Yes, Peter was magic, and it surprised everyone. The other kids looked at him in a new way because he wasn't a freak anymore, finally! He could be proud, because he was just like the rest of them. Only, he was still Peter Pettigrew, that strange one with the dead dad whose mother was his best friend and who helped her out in the garden every day without even being asked. April was proud of him, too, but none of it mattered. He didn't matter. Why? Because he was ordinary. Nobody whispered about him anymore, but then again, nobody talked about him at all anymore. Peter was not talented, like his cousins, he was shy and he stuttered, and it was clear he wanted friends but didn't know how to make them.
In a nutshell, there was nothing special about him. Nothing at all, not even the bad kind of special. But oh did Peter long to be special. More than anything, he wanted to be special, to be extraordinary, to be remarkable.
Wanted to be his dad.
Here is the thing: we all know kids like Peter while growing up. There's one in every primary class, every high school, sometimes even in every household. This is them: they are small, they are weak, and they feel vulnerable all the time. They don't speak up when they see bullies, and they don't say anything when people, even their friends, bully them. They just want to be liked - to feel like they belong.
Maybe it has nothing to do with other people at all. Maybe, instead, it has to do with what lies deep within us, buried away until we are knocked about just the right way and whatever "it" is falls off the shelf, finally ready to be found.
Or, maybe, kids like Peter Pettigrew are stuck in the vasoline because, at some point, somebody put them there, long before they knew how to get out.

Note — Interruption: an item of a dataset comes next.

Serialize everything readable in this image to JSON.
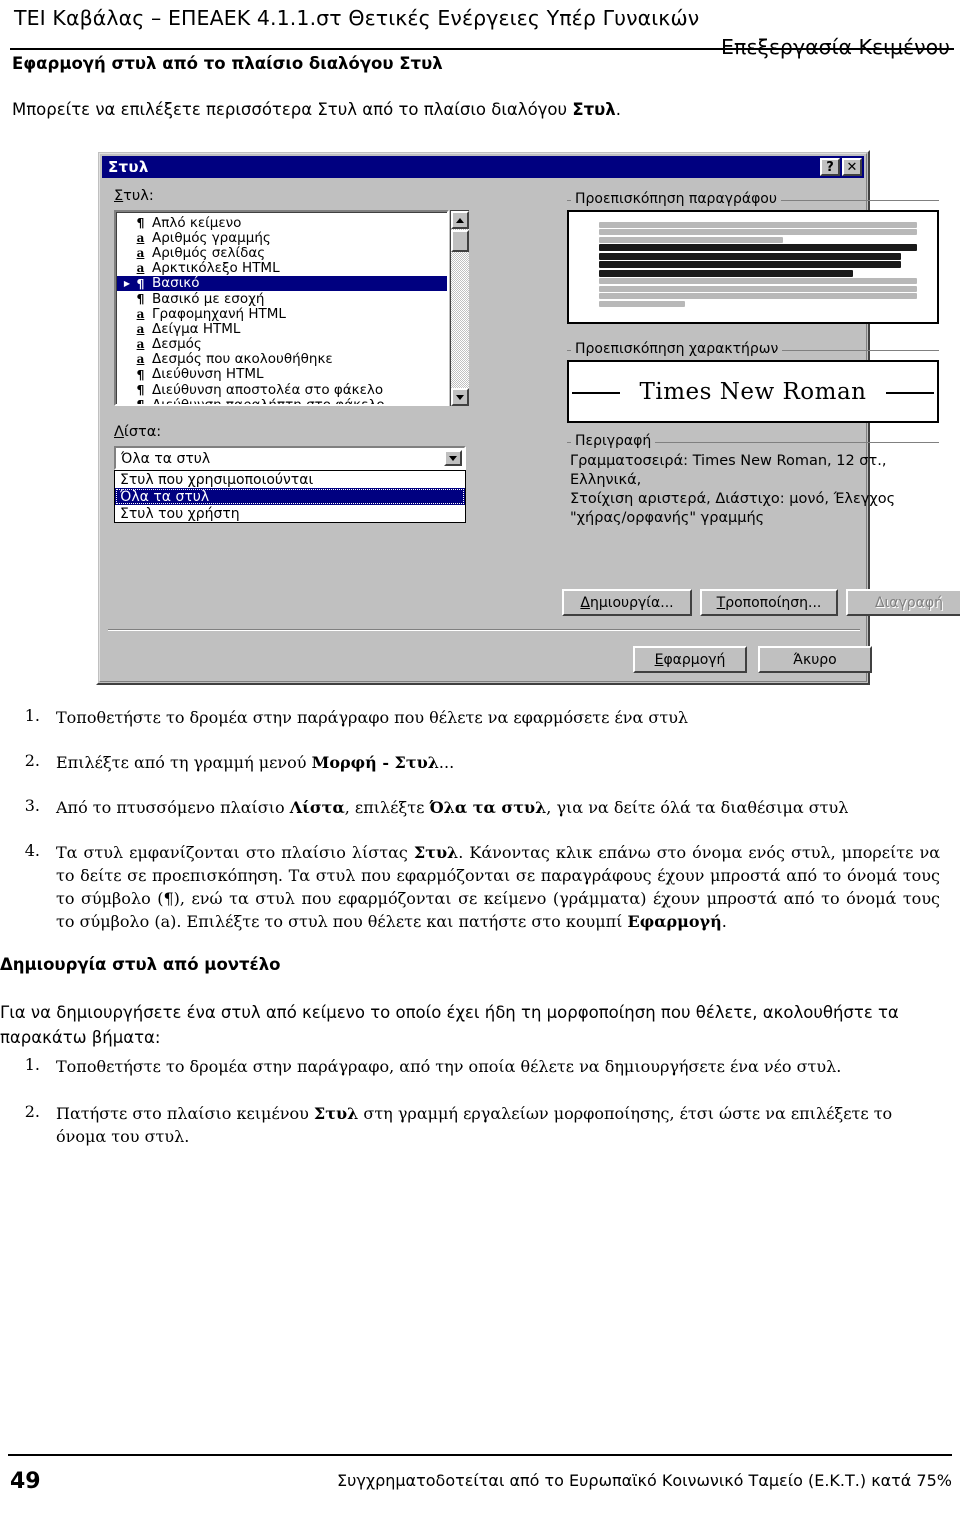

When it comes down to it, Peter is someone uncomfortable in his own skin, desperate to belong, from the very beginning. Even more, he desperately desires to fly. And yet he is stuck in this vasoline with a giant label on it which says "ORDINARY." Commonplace, standard, bearing no special marks or distinctive features; many words which come together to make up one that if you looked it up in the dictionary, there'd likely be a picture of Peter beneath it. Yes, a picture of him, right there in the book, but you've never noticed, have you? It's alright, I suppose, because that's how things have always been, how he has always been.
Ordinary. It's the worst word in the dictionary. It has haunted him all his life because that's what he has always been: commonplace, standard, and bearing no special marks or distinctive features. It is all he can ever be and he can't forget it, not ever. Nobody will let him.
So it goes.